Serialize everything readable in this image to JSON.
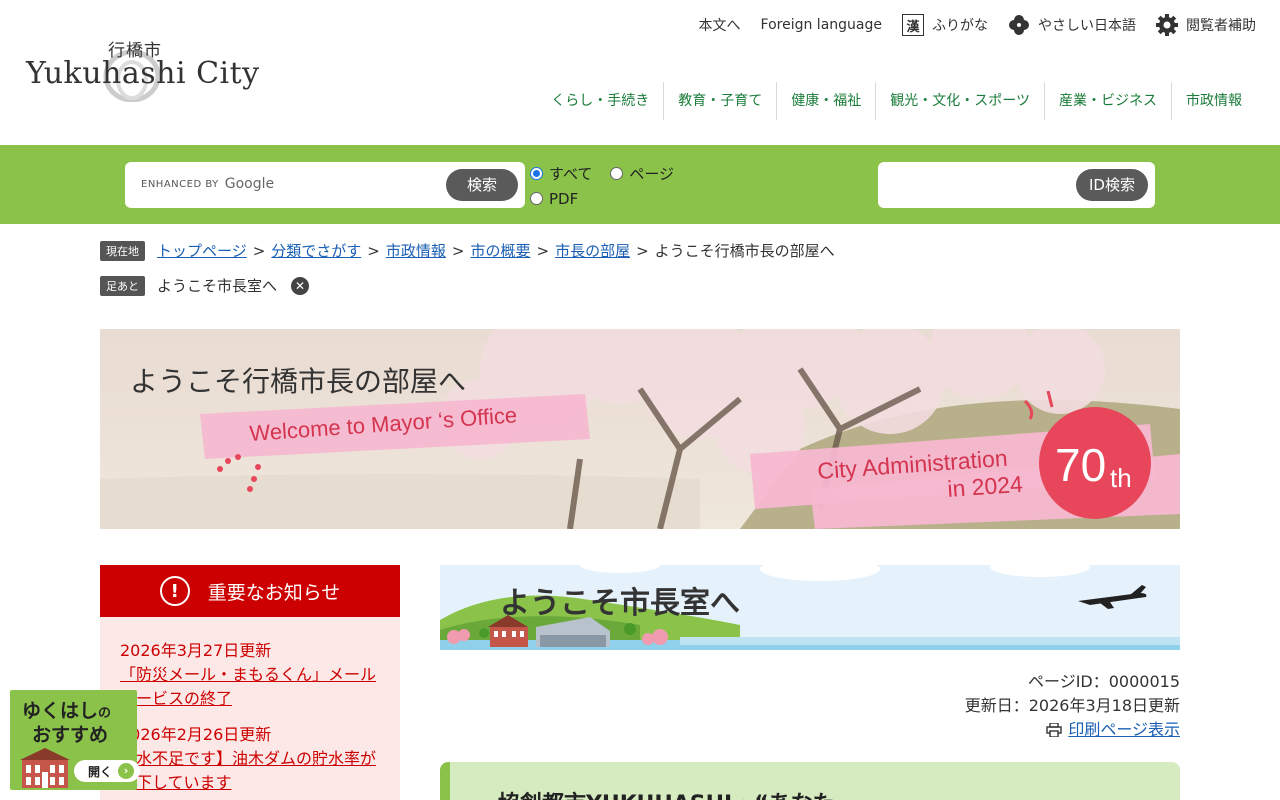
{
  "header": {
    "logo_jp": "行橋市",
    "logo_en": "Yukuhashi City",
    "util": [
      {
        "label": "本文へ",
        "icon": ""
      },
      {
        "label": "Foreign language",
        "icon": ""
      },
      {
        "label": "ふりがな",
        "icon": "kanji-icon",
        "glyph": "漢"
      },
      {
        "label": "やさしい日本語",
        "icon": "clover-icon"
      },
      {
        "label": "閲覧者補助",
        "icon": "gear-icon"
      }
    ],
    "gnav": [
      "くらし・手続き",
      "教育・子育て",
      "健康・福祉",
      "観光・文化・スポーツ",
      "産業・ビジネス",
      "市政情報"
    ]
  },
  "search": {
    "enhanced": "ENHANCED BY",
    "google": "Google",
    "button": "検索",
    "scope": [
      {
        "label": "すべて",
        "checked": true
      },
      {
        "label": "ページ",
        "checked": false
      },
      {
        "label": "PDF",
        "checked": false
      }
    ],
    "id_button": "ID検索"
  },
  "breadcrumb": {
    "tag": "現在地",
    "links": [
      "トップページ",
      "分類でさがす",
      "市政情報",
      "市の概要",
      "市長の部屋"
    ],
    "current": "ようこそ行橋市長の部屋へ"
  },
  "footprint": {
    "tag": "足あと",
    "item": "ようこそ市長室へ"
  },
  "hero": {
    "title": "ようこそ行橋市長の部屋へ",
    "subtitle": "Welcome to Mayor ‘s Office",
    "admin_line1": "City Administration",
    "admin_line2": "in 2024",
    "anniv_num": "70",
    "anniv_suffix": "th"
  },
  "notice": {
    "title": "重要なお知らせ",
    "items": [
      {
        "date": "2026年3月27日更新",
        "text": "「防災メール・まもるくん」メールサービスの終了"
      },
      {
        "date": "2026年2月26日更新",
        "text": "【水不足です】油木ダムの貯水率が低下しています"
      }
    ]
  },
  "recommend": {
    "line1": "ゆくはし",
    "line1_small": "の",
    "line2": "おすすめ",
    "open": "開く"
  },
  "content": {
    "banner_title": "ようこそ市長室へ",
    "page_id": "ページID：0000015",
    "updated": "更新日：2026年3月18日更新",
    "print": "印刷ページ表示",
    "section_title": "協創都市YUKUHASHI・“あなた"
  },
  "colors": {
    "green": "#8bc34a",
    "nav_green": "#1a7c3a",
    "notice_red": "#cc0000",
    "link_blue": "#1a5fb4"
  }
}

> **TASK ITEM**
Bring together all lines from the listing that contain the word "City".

> **REPLY TO THE TASK**
    "logo_en": "Yukuhashi City",
    "admin_line1": "City Administration",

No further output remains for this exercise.